Okay, this one was my own fault. Had I done my research on this film (or had a fabulous website like flicksthatmakemesick to go to!), I would have realized that The Fighter was directed by David O. Russell. Or maybe I knew that but didn’t make the connection. Or maybe I made the connection but was blinded by the idea that Mark Wahlberg would be sweaty and shirtless for the majority of the film. Whatever my problem was, it wasn’t until fifteen minutes into the film that I grabbed my stomach and shouted “David O. Russell directed Three Kings!” But by then, of course, it was too late.
Here’s a little warning: if you have a problem with motion sickness in movies, don’t go see a film that involves the shooting of an HBO documentary (hand-held camera), boxing (quick cuts, choppy edits, weird angles as bodies hit the floor), ballooning bruises and spattered blood (eewwww) and a crack addict who was so jittery that he made everything look like it was shaking even when the camera was locked down.
I have to confess that I had my eyes closed during at least 70% of the film. The true story was fascinating, the Lowell, MA accents thick and the boxing all sickeningly authentic. I wanted to watch, really I did, especially the wonderful scenes involving all seven of Micky and Dicky’s sisters. (Hilarious sidenote: the redheaded one who looked exactly like Conan O’Brian with long hair is, indeed, Coco’s real life sister.) I made it all the way through to the end, but I missed most of boxing scenes and by the time I could open my eyes, Mark had already put his shirt back on and his face was all swollen to boot. I want my money back.
From what I could hear, there was a lot of great acting going on in this film. My pick for Best Supporting Actor is the frontrunner on most critic’s lists, Christian Bale, who should be the poster boy for why doing drugs is not a good idea. They could use the picture of him from American Psycho as the Before and a still from this film as the After. His portrayal of Micky’s brother seemed completely over the top until you saw the real life footage at the end and realized that the real Dicky Eklund was just as/even more squirrelly than Christian Bale’s performance was. Plus he deserves to be recognized because he was totally shut out for his moving character study of a turn-of-the-century newsboy who leads a strike against the Hearst and Pulitzer papers in the groundbreaking Newsies, a video I saw at least 1200 times when my daughter was twelve years old.

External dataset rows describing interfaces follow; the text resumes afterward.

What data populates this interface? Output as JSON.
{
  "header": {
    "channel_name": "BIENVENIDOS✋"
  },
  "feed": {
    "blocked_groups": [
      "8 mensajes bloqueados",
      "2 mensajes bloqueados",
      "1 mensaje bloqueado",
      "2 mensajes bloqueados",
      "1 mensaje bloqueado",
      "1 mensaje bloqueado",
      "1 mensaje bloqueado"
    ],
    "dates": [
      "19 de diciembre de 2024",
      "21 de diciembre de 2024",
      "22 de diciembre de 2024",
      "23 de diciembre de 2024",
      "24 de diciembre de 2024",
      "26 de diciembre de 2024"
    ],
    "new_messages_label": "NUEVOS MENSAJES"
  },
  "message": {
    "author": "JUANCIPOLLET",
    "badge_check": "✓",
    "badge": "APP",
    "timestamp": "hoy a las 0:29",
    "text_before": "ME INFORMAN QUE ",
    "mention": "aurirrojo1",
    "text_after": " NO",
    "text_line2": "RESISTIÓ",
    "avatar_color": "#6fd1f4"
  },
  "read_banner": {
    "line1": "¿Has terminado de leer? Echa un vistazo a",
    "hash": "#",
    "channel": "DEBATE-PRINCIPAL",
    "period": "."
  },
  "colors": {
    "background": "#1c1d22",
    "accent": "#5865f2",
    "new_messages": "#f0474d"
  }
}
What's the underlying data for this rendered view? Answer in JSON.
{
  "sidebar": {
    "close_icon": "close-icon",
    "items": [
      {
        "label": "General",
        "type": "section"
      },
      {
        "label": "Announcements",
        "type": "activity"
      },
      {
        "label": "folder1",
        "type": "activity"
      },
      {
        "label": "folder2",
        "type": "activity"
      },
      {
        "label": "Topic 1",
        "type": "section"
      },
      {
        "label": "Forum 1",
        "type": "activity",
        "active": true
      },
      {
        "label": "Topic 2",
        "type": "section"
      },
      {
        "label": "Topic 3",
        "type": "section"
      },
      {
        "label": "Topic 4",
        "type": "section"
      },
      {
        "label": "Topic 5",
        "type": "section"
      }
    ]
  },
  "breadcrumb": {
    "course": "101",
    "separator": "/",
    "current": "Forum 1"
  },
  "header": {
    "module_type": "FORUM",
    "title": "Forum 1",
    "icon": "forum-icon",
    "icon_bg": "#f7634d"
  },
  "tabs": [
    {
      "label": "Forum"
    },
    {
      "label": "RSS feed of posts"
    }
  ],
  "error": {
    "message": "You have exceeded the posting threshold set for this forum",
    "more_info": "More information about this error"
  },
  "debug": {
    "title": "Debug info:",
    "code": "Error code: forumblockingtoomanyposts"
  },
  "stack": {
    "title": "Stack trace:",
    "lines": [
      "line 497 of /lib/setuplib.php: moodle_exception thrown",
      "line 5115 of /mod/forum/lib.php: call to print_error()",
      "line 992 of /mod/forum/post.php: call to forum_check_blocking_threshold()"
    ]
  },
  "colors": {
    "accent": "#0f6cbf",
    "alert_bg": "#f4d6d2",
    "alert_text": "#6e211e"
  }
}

Barf Bag Ranking: THREE BAGS And maybe add an extra half bag in there for all the spattering blood from the fight scenes. Unless that’s what you went to see, in which case, never mind.
4 thoughts on “The Fighter”
Yes, and Christian Bale should win the Oscar, despite being a real-life asshole.
I choose not to believe he is a real-life asshole. I think he occasionally behaves badly because he was separated from his parents in war-torn Shanghai before WWII and eventually wound up in a Japanese internment camp. No wait … maybe it was because he saw his parents brutally murdered and then became Batman? I’m pretty sure it was one of those things.
Luckily I DID have a fabulous website to advise me for this movie, so I knew what to do. We went in mid-afternoon, not too soon after a nutritious lunch and got seats in the very back row. Only had to close my eyes when I knew a really bad blow was gonna land. I liked this movie a lot; hard to believe that family is so hilariously dysfunctional. The sisters are another film in themselves! (Maybe a musical?) I thought Micky would have started winning much earlier if he’d just pictured his mom and siblings every time he saw his opponents’ faces.
I’ve put off seeing “The Fighter” because I hate boxing movies in general but even with the caveats you’ve sold me (Conan’s real sister!). I loved “Three Kings” but saw that on DVD, which apparently dilutes the effects.